Some time ago, I blogged about a couple of apps that could take a picture of your music and play it back for you. To be honest, I can see some use for such a feature–but I needed a scanning app to do more. I need scanning apps to be accurate and export MusicXML to another program.
Well, the developer of Sheet Music Scanner took that feedback and kept working on their app. To make a long story short, I have been pretty sick (when you hear the new episode of our podcast, you will know what I am saying) and I also was a bit dismissive of the app after trying it out originally. I put off testing of the new features when I should have been looking at the app with an open mind.
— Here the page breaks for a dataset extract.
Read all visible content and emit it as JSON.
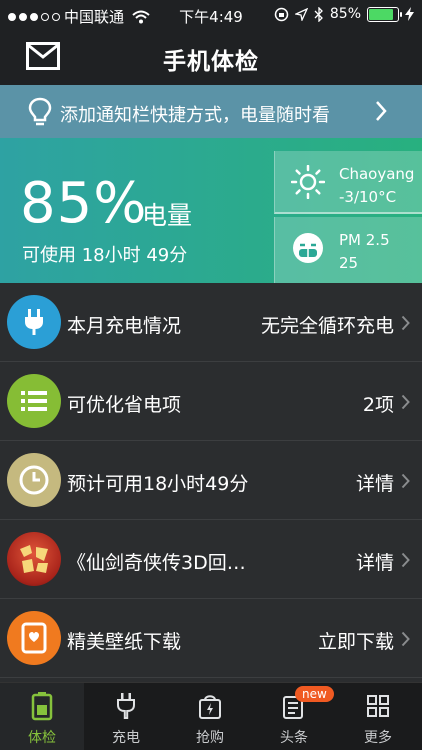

Once again, I made a foolish mistake. Lesson learned (once again): never assume that because something doesn’t meet your needs that it cannot improve to meet your needs.
This weekend, the developer of the app released the newest version, which includes a couple of amazing features:
- It works on iPad or iPhone (it always has, but I just wanted to mention this)
- You can open a PDF from an online storage location (iCloud, Dropbox, Google Drive) and recognize the score. No other scanning app for iOS deals with PDFs.
- You can export to MusicXML.
I have been putting this to the test with some choral music. I have been pleasantly surprised by the results. For example, here is a Mozart score from the Choral Domain Public Library:
After saving the score to Dropbox and opening with Sheet Music Scanner, the app took about two minutes to process the seven page song (it moves as fast as 5 pages a minute on my iPad Air 2). I then exported to MusicXML and opened the score in Notion for iOS:
I did edit the first measure which ended up having an additional half note, no time signature, and no key signature (the key signature began in measure 4). That editing took all of 20 seconds. The end result was a highly accurate scan–with the exception of the multi-measure rests on the next pages.
There are a number of things the app does not do (yet), such as: triplets / tuplets, percussion notation, dynamics, also double sharps, double flats and grace notes. These are all on the developer’s roadmap over the next year.
It also doesn’t scan lyrics, and after initially being disappointed in that, I wonder if that isn’t just a blessing in disguise? As the app just “gives you the notes,” doesn’t that make it a better teaching tool rather than a tool for copyright infringement? The app also doesn’t include diacritical markings like accents, staccatos, etc. And to be honest, if you need to add those, use Notion and its new handwriting feature.
I did try a 37 page double-choir Bach score, which the app crashed on. I don’t blame the app–I have seen live choirs crash on the same literature!
Here is the amazing thing: the app is $3.99. You will have to do some clean-up, and you will need to do some editing. But this is a developer who has figured out how to scan music, in an industry that has been developing similar products for 20 years or more! There is no doubt that NotateMe with the PhotoScore In-App Purchase is more accurate than Sheet Music Scanner, or that it scans for more things–but the NotateMe package is $70 (already a better investment than computer apps that do the same thing)–and Sheet Music Scanner is $3.99.